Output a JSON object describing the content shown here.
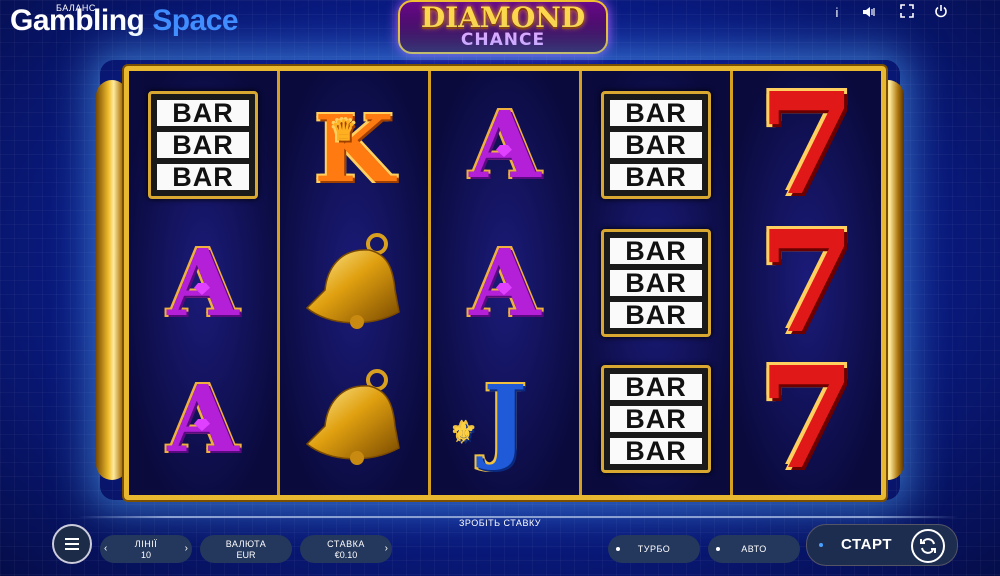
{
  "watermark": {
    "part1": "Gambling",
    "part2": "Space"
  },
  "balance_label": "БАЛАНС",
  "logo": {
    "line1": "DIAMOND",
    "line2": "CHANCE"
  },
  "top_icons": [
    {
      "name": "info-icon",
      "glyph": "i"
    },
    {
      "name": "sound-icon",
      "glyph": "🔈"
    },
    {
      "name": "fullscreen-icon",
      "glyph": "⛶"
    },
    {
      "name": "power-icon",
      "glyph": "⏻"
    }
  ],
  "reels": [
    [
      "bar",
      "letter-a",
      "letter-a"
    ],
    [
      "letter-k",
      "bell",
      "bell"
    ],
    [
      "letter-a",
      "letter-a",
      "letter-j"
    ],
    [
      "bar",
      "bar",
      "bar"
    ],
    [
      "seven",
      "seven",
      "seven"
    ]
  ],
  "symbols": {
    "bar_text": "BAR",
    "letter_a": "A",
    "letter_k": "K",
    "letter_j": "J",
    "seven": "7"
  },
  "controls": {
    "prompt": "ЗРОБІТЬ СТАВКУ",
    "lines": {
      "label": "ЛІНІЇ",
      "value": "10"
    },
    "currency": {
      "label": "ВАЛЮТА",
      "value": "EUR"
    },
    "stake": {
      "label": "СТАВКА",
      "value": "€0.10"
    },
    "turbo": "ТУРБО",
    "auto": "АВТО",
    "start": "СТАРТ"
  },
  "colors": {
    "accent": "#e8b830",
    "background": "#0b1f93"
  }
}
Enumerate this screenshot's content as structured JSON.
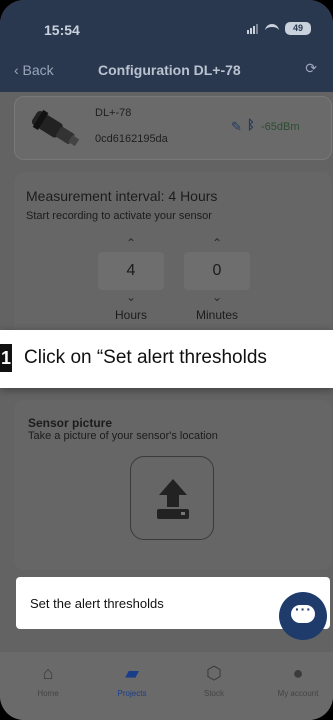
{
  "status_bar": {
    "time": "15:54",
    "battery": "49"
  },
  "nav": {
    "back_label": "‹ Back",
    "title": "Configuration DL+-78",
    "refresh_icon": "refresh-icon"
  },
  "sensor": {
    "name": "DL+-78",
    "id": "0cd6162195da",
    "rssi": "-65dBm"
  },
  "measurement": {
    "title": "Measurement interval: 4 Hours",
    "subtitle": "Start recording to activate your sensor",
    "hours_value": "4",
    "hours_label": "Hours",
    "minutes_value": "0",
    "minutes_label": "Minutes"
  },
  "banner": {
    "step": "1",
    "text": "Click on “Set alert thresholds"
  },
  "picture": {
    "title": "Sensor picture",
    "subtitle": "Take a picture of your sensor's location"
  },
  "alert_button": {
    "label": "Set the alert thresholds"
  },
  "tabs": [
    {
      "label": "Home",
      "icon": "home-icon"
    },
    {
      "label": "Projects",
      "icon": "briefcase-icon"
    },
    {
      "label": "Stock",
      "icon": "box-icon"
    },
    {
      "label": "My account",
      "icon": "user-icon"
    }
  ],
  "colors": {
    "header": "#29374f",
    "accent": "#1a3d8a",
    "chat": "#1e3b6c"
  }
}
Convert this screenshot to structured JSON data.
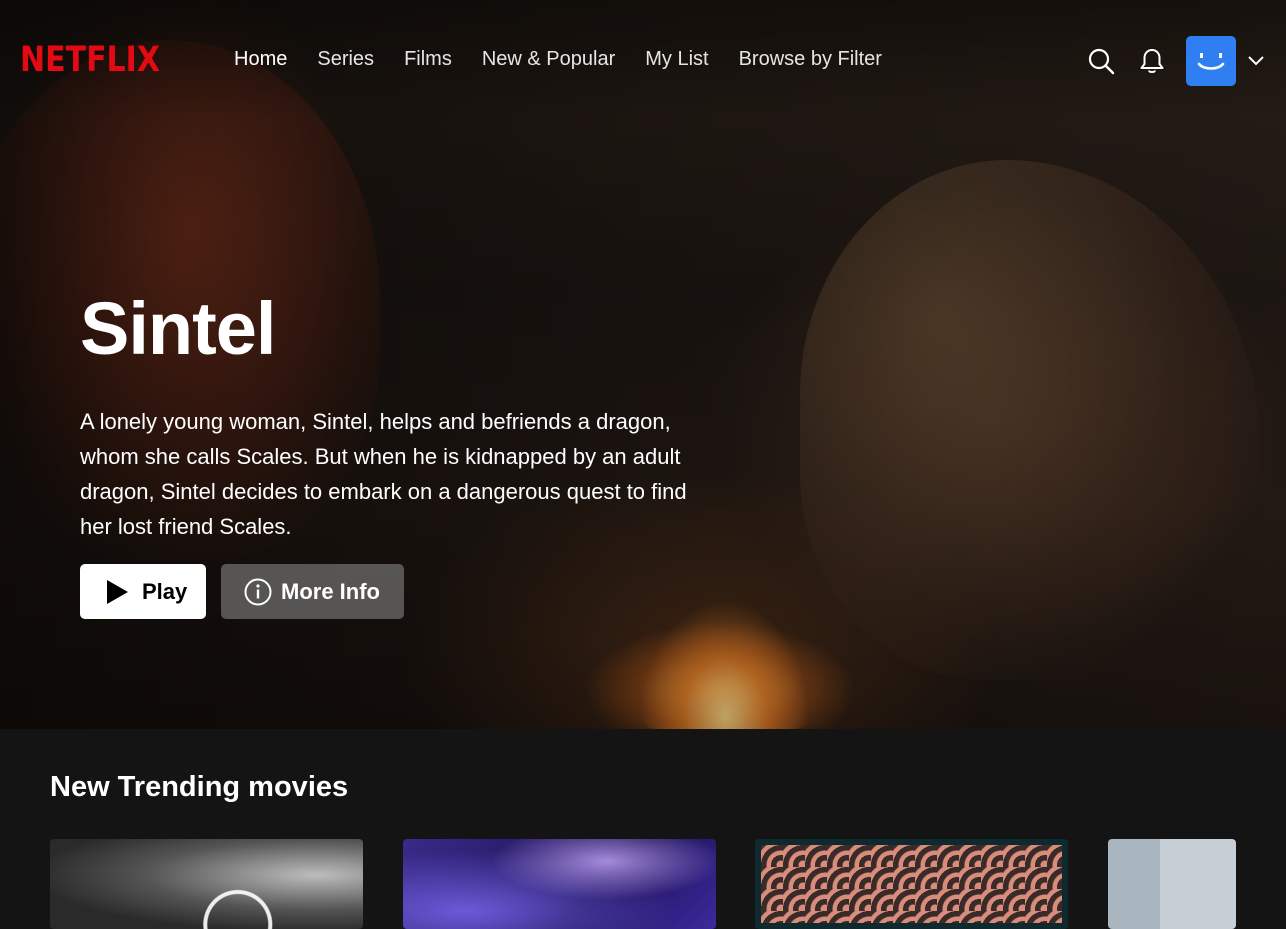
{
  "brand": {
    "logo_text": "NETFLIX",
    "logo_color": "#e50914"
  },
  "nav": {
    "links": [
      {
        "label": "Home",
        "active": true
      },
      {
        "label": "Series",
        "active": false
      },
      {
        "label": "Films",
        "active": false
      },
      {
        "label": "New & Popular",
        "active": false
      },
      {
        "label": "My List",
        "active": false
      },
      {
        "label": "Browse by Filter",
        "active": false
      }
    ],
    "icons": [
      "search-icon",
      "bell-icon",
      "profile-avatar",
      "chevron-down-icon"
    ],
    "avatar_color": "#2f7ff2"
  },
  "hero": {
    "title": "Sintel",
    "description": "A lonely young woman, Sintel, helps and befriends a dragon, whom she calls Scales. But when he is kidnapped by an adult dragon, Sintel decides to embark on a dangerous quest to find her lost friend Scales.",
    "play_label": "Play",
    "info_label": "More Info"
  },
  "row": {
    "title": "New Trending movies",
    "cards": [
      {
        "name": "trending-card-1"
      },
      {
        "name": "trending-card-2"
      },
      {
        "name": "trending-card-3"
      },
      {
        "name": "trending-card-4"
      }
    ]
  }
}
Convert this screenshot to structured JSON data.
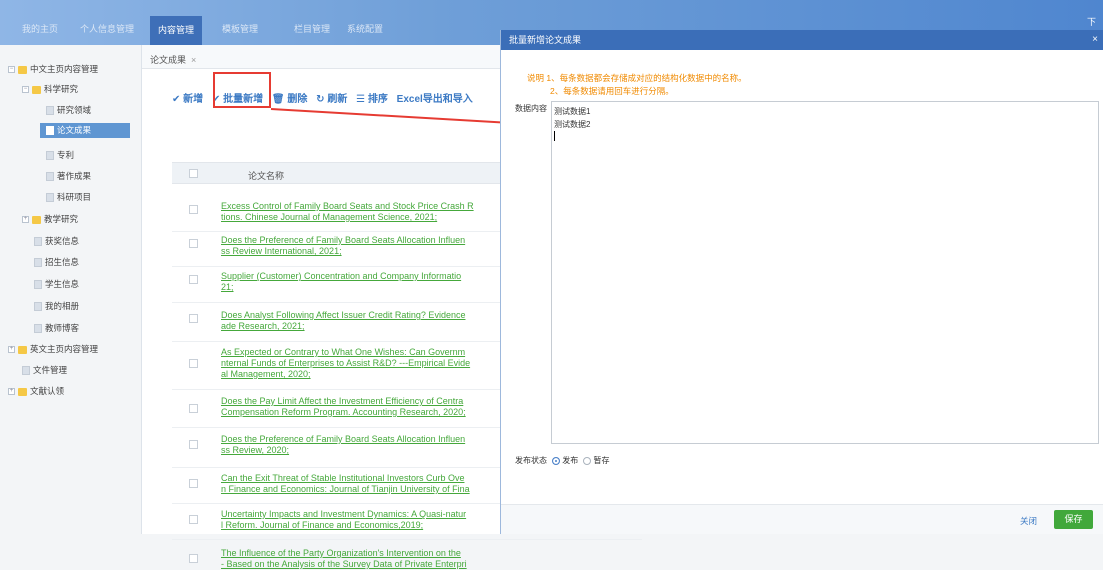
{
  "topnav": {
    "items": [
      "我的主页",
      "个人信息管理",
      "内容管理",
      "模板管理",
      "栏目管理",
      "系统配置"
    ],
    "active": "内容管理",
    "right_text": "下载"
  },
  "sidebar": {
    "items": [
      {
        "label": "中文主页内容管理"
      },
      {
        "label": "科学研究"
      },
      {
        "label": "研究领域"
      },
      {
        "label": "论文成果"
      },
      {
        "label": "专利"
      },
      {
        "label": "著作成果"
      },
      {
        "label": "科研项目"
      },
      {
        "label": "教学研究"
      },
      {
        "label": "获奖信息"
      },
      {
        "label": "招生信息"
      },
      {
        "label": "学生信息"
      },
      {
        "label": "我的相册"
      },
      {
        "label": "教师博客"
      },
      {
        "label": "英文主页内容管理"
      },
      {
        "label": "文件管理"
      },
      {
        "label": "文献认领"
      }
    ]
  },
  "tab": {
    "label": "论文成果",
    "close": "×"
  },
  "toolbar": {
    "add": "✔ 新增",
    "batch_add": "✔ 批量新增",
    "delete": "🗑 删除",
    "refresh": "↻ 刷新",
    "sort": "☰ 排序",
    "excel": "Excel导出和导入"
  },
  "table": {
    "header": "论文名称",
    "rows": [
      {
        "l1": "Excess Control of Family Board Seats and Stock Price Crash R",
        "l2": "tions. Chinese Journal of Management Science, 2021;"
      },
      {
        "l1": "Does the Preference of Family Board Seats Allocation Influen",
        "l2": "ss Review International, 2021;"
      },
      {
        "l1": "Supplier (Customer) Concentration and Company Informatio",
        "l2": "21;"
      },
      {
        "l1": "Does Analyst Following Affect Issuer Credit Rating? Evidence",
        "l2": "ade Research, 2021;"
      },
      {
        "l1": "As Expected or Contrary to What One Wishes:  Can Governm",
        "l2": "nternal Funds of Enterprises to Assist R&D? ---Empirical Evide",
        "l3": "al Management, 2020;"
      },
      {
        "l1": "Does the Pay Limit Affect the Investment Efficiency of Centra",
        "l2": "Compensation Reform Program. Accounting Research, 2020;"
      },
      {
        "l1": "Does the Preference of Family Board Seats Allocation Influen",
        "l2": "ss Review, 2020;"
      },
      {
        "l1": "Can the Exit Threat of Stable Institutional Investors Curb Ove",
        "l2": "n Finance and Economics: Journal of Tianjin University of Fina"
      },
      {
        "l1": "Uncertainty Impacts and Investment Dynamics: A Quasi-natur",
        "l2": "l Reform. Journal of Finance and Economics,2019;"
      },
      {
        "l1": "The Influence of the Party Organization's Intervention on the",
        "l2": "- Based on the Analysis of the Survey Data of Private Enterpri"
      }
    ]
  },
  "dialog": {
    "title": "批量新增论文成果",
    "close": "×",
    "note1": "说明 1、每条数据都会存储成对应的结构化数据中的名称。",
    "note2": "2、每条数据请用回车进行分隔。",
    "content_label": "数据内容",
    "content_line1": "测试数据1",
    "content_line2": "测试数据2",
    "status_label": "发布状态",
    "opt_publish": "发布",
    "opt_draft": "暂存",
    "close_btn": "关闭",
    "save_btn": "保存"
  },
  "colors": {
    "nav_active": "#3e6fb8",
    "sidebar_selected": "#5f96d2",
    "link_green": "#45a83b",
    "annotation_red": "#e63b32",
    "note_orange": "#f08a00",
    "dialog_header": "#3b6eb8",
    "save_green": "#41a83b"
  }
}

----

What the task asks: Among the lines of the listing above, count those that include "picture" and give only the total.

Expected answer: 3